When Is Minimalism in Videogames a Cop Out?

Games Features Minimalism
Share Tweet Submit Pin
When Is Minimalism in Videogames a Cop Out?

Last week I had something of a crisis. I had absolutely nothing to write about. January is a slow month for games. So I did what any self respecting games critic does, I went over to Itch.io and threw money around like a mobster in a casino, buying everything that looked even remotely interesting. Sometimes the only way to refresh your creative and critical batteries is to take a chance on what might be pure crap.

I ended up getting about eight games and, due to their length, ran through most of them within a day. Two that stuck out for comparison were FAITH, a retro style horror game, and A Fine Mess, described as an adventure walking simulator. They share absolutely nothing in common, except that I saw them on the front page of Itch.io in the Top Sellers section. They are different in everything from premise to genre to quality and art style. But each make a claim to minimalism and achieve it to varying effect, prompting the question: when is minimalism a valid artistic decision, and when is it a cop-out?

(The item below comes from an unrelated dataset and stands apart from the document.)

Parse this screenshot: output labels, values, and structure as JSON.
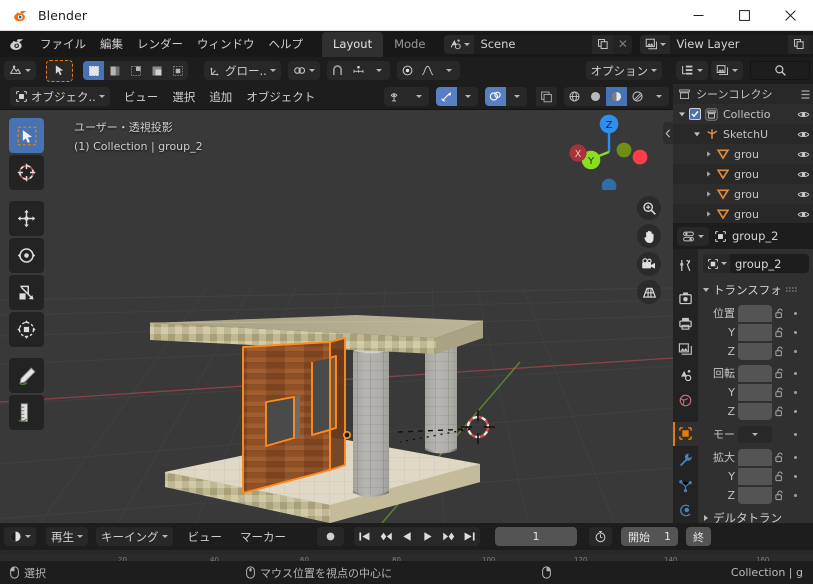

As a narrative device, minimalism is a beautiful exercise in restraint. Providing a framework for the audience’s imagination is just as valid of a narrative choice as orchestrating every step of their experience from start to finish. There is, however, a difference between writing a story and asking the audience to write it for you. Some works of art are very good at knowing the difference. Others, not so much. What can we learn from these two games?

FAITH is a horror game based, visually and narratively, on the 1980s, in that the graphics are dated and the story itself is pure religious pulp, based on the “satanic panic” that peaked during the decade. Its use of minimalism is partially an homage, harkening back to the Apple II, Atari, MS-DOS and ZX Spectrum games that inspired it. Whereas those games were simple out of practicality and technological limitations, FAITH adheres to it out of sheer creative commitment: it was even developed using software from the ‘70s. Of particular note is its remarkable use of negative space to convey a foreboding sense of atmosphere. The player, upon arriving at the edge of the woods where a demonic possession previously took place, cycles almost endlessly through panel after panel of forested black, punctuated by scant landscape details holding secrets to the events of the game. The repetition and the indistinguishable features of the environment together reinforce the actual terror of walking through such a place at night: the confusion of trying to find the familiar in the dark, the growing sense of panic as everything blends together and becomes the same and you realize you are hopelessly lost. In the case of FAITH, less is more.

a fine mess screen.jpg

A Fine Mess, meanwhile, makes heavy claim to minimalism, without any clear markers of creative deliberation. The Itch.io description boldly pits it against its peers, boasting “In contrast to a conventional adventure game, there’s no hand holding or de-mystifying the story by overexplaining.” But the game doesn’t really have much to explain in the first place. Players amble along a fenced path leading to a beach as missiles soar overhead and a strange woman relaxes on the beach. There are few events or notes or moments of significance, but the ones that do exist rely on imagery and ideas that are overused and too familiar to be effective. The setting seems to be post-apocalyptic, and following a traumatic marital event between the player character and the woman on the shore, but to draw a connection between the two thematically seems to be giving the writer too much credit. The story seems less guided by an inaccessible lore that informs how the narrative is shaped, but rather, benefiting from the audience’s eagerness to fill it in for themselves. The poor production values also give away the game’s lack of deliberate qualities. The black and white visuals don’t mask the crudeness of the graphics, and serious gaps in the environment’s construction break the progression entirely. Holes in the path fencing allowed me to break through the barrier and explore the island unencumbered. Few areas outside of immediate eyesight had been embellished. A set of distant buildings were primitive and bizarrely configured, even by game design standards. I reached the water, and found that I neither drowned, nor could resurface on the shore. It’s a bare minimum effort disguised, poorly, as an artistic one. I’m almost left to wonder if this was a test project the developer was using to learn how to script events, a small demo they decided to monetize so the effort didn’t seem wasted. It would explain the lack of attention and care.

So when is narrative minimalism a cop-out? It can depend on the intent of the creator, although intent and vision don’t always perfectly translate to a finished work. The question to ask is, does the writer know more than the audience? The answer should be yes. While there are a few notable exceptions (most famously, perhaps, Hidetaka Miyazaki and Dark Souls, which arguably did have valid creative reasons for its ambiguity), for the most part, the audience should not be just as confused as the author. It should actually require more work on the part of a writer to create a minimalist narrative experience, not less.

After all, that trail of breadcrumbs is less appetizing to your audience when they’re the ones who have to bring the bread.


Holly Green is the assistant editor of Paste Games and a reporter and semiprofessional photographer living in Seattle, WA. She is also the author of Fry Scores: An Unofficial Guide To Video Game Grub. You can find her work at Gamasutra, Polygon, Unwinnable, and other videogame news publications.

Recently in Games
More from Minimalism